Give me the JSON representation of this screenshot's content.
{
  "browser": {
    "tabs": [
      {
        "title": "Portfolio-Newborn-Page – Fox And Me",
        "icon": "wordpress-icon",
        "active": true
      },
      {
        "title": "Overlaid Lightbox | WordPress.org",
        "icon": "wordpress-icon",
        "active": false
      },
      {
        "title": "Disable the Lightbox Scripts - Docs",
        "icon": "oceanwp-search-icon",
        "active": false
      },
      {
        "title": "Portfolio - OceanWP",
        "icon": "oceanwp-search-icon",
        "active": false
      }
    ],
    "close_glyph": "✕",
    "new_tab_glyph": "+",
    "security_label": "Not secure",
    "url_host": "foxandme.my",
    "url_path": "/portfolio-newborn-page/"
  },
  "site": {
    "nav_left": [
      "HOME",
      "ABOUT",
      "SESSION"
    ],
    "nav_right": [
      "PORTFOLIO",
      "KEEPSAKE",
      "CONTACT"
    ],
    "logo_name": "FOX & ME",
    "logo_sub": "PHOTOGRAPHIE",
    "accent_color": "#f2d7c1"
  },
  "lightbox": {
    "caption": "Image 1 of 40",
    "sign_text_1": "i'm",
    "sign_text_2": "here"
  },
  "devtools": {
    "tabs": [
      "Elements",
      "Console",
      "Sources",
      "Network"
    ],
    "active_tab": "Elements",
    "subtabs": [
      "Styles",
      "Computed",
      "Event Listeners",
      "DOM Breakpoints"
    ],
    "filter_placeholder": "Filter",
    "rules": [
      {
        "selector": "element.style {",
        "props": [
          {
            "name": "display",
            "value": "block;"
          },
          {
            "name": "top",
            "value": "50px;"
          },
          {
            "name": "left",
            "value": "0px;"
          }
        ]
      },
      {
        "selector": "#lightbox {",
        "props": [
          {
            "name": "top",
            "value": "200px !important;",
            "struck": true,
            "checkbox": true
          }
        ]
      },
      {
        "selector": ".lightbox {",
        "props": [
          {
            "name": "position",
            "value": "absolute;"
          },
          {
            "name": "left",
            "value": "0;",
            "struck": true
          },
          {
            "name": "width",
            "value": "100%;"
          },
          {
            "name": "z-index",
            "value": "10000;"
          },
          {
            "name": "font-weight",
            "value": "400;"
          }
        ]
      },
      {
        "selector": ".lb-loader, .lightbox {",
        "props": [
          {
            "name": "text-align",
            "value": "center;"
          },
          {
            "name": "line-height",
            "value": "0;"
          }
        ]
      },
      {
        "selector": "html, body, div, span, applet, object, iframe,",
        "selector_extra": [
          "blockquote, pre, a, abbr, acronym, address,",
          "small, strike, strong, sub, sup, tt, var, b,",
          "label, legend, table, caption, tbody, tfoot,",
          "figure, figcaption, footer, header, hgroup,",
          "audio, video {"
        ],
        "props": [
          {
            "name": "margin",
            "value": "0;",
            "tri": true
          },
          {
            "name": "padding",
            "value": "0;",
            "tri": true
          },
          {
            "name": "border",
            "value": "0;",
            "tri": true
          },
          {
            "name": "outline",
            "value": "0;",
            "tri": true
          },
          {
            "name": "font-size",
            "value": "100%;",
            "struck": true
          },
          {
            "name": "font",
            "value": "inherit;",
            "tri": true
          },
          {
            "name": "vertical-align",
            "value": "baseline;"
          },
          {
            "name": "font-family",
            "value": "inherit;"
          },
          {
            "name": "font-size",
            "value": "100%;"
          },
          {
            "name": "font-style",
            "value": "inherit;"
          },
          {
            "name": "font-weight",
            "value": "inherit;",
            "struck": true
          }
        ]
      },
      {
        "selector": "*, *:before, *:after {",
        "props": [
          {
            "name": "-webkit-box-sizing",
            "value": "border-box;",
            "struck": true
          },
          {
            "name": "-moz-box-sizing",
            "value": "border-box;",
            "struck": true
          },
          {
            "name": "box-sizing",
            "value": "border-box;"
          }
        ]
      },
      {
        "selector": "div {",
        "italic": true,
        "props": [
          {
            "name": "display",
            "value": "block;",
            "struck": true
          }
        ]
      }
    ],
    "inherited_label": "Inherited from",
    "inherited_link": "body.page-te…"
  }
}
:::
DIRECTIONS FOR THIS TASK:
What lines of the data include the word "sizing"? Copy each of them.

ANSWER SECTION:
            "name": "-webkit-box-sizing",
            "name": "-moz-box-sizing",
            "name": "box-sizing",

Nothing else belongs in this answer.